- Drive 12 – 3rd and 24 – Intentional grounding on second down (punt)
@ Central Arkansas
- Drive 1 – 3rd and 14 – Sack for loss of 10 on first down
- Drive 2 – Fumble and recovered by UCA
- Drive 3- 3rd and 16 – False start after a first-down sack
- Drive 4 – 3rd and 6 – Loss of one after a delay of game
- Drive 4 – 3rd and 21 – Rush for loss of four, a sack for a loss of seven (Johnson intercepted)
- Drive 5 – 3rd and 3 – Pass for seven yards on second down
- Drive 5 – 3rd and 9 – One-yard rush on first down
- Drive 5 – 3rd and 7 – Completion for three yards on second down (field goal)
- Drive 6 – 3rd and 9 – Rush for one on first down (Johnson intercepted)
- Drive 7 – 3rd and 4 – Johnson six-yard rush (touchdown on the drive)
- Drive 8 – 3rd and 19 – Johnson sacked on second down (half)
- Drive 9 – 3rd and 4 – Keshun Parker rush for six yards (punt)
- Drive 10 – 3rd and 17 – False start before first down. (Field goal)
- Drive 11 – 3rd and 19 – False start before first down, Johnson rush for loss of eight (punt)
- Drive 12 – Fumble recovered by UCA and returned for a touchdown on first down
- Drive 13 – 3rd and 10 – Incomplete passes (punt)
- Drive 14 – 3rd and 6 – Johnson sacked on 2nd-and-1
- Drive 14 – 3rd and 10 – Incomplete passes (punt)
- Drive 15 – 3rd and 4 – Johnson pass for five yards (punt)
- Drive 16 – 3rd and 3 – Johnson pass complete to Latulas for six yards

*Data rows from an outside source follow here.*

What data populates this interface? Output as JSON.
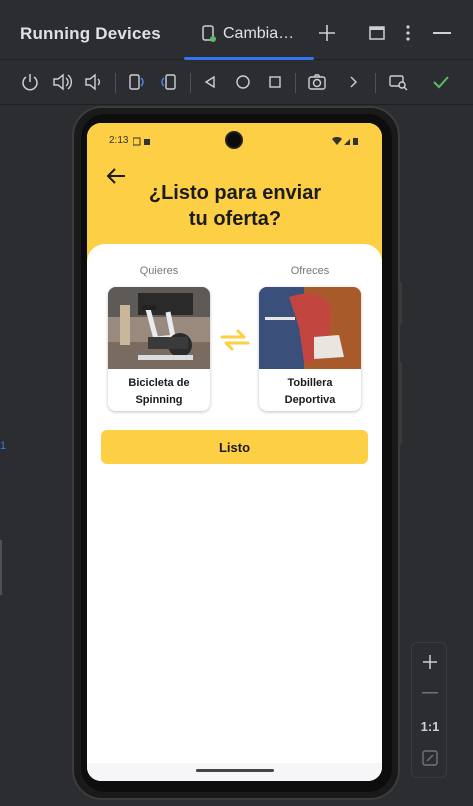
{
  "window": {
    "title": "Running Devices",
    "tab_label": "Cambia…",
    "tab_actions": [
      "add-icon",
      "window-icon",
      "more-vertical-icon",
      "minimize-icon"
    ]
  },
  "toolbar": {
    "buttons": [
      "power-icon",
      "volume-up-icon",
      "volume-down-icon",
      "rotate-left-icon",
      "rotate-right-icon",
      "back-icon",
      "home-icon",
      "overview-icon",
      "camera-icon",
      "chevron-right-icon",
      "device-mirror-icon",
      "check-icon"
    ]
  },
  "device": {
    "status": {
      "time": "2:13"
    },
    "header": {
      "title_line1": "¿Listo para enviar",
      "title_line2": "tu oferta?"
    },
    "trade": {
      "want_label": "Quieres",
      "offer_label": "Ofreces",
      "want_item": "Bicicleta de Spinning",
      "offer_item": "Tobillera Deportiva"
    },
    "cta_label": "Listo"
  },
  "zoom": {
    "zoom_in": "+",
    "zoom_out": "−",
    "actual_size": "1:1"
  },
  "colors": {
    "accent": "#fdcf45",
    "ide_bg": "#2b2d30",
    "tab_underline": "#3574f0",
    "check": "#5fb865"
  }
}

- Drive 16 – 3rd and 4 – Parker rush for four yards (turnover on downs)
- Drive 17 – 3rd and 14 – Johnson sacked on second down (turnover on downs)
“Negative plays were an issue,” Petrino said. “We need to do a better job of not hurting ourselves. The first thing you have to do to win a game is to not beat yourselves and there were things in (the Central Arkansas game) where we beat ourselves.
“We’ve got to get to third-and-short and third-and-medium. That will make third down way easier.”
What the offseason looks like
Petrino hasn’t spent much time thinking what the offseason is going to look like after the Bears play their final fall game on Saturday.
Missouri State had to get a waiver to play this fall and will have to take two weeks off from required team activities before an “offseason” program begins.
It’ll be different with practices starting perhaps in January instead of a typical spring season with a spring football game against themselves. Instead, there will be eight games that count.
But heading into a few months off on a one-game winning streak could do a lot for the Missouri State football program.
“A win makes the offseason a lot sweeter,” Petrino said. “It would be great to play well and do things right and play the type of football you need to play to win games.”
Wyatt D. Wheeler is a reporter and columnist with the Springfield News-Leader. You can contact him at 417-371-6987, by email at firstname.lastname@example.org or Twitter at @WyattWheeler_NL. You can subscribe to his free “Bears Beat” newsletter on News-Leader.com. He’s also the co-host of Sports Talk on Jock Radio weekdays from 4-6 p.m.